According to the study, crime rates within 100-feet of tobacco and alcohol shops were higher than crime rates in those communities in general. But, that wasn’t the case for medical marijuana dispensaries which did not seem to affect crime rates significantly.
The study will appear in the journal Preventative Medicine. This research stands in contrast to the beliefs of high-ranking United States government officials, like Attorney General Jeff Sessions, who stated last year that there is “real violence around” marijuana use. This is a persistent belief for some, despite numerous studies that have also found a correlation between marijuana and lower crime rates.
One study, published in the Journal of Urban Economics in July, found that closing marijuana dispensaries leads to “an immediate increase in crime.” Another study from the University of Buffalo also found that marijuana users are much less likely to engage in domestic violence.
To be fair, some studies do say that marijuana use is correlated with violent behavior.

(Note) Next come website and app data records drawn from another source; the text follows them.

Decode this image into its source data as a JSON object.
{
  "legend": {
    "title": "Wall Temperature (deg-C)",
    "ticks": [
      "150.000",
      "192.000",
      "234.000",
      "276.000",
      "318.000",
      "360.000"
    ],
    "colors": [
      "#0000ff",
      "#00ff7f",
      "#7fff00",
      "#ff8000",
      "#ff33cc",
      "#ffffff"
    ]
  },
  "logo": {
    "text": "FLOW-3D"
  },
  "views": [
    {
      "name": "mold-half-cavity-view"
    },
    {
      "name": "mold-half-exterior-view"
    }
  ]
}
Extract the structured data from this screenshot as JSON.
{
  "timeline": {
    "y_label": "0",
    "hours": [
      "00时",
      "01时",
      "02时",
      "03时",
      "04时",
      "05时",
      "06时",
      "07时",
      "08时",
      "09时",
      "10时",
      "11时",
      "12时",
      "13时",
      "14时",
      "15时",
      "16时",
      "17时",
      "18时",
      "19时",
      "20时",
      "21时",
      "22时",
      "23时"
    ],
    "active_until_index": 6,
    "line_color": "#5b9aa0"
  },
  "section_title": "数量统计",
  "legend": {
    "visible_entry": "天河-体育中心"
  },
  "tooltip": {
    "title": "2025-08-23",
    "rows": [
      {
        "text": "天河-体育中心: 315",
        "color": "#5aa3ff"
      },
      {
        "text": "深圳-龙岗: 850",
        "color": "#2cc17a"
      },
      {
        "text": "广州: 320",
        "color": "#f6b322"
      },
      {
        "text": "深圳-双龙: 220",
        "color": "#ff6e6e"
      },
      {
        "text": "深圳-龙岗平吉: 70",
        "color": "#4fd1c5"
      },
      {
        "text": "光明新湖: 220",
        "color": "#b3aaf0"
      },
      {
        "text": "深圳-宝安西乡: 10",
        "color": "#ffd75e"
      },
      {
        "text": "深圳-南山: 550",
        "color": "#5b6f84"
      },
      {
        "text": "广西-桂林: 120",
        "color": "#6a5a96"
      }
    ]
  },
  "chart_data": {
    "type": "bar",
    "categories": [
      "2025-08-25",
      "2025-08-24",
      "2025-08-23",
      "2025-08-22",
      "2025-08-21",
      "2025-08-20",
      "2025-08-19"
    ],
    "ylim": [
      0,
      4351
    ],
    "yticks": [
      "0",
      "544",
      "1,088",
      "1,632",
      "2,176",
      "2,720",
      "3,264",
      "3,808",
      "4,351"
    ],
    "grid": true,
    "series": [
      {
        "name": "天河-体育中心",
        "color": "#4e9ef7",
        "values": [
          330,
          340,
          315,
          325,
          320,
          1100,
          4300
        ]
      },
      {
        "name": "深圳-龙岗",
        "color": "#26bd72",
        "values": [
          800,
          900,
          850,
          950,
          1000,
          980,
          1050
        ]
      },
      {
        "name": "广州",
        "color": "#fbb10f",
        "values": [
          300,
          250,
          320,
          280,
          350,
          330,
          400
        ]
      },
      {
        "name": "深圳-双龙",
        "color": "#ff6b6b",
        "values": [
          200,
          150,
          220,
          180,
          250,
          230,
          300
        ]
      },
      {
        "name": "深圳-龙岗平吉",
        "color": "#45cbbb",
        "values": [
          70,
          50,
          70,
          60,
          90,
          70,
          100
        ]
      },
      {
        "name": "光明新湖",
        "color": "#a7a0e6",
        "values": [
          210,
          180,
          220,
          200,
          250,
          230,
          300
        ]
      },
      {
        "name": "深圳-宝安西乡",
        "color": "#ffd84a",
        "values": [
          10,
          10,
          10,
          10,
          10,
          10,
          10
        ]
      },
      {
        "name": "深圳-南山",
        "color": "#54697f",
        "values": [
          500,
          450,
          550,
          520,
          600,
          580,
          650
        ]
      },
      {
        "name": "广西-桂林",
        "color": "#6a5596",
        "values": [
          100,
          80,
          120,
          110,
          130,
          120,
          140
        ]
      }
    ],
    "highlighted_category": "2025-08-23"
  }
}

And given these conflicting findings, it’s possible that the data—from both studies indicating a positive and negative correlation between marijuana and violent crime—has been misinterpreted.
For example, the authors of the study scheduled to appear in Preventative Medicine write that the “presence of visible property safeguards (e.g., security cameras)…may lower dispensary-related violence.” Or that these dispensaries’ “tendency to close or relocate quickly” could also play a role in lower crime rates compared to alcohol and tobacco retailers, rather than the nature of marijuana itself. Alternatively, many wonder whether the subjects in the studies that found a correlation between marijuana and rising violent crime were predisposed to violent behavior, regardless of their marijuana use.
In general, research into the effects of marijuana is relatively scarce and more studies will need to be done to draw a definitive conclusion. And while this latest study suggests that medical marijuana dispensaries do not lead to an increase in crime rate in the surrounding area, the stereotype that paints all marijuana enthusiasts as pacifists can be equally pernicious. In more recent years, for example, anti-weed propaganda has gone in the opposite direction by portraying marijuana enthusiasts as lazy, torpid creatures with barely enough energy to engage in basic conversation.
The truth about marijuana is likely somewhere in the middle of these two extremes, and ultimately marijuana affects every person differently. But for now, according to this latest study, at least, it appears that the presence of medical marijuana dispensaries do not lead to an increase in crime—and that’s good news for the rapidly growing cannabis industry and the communities that could benefit from it.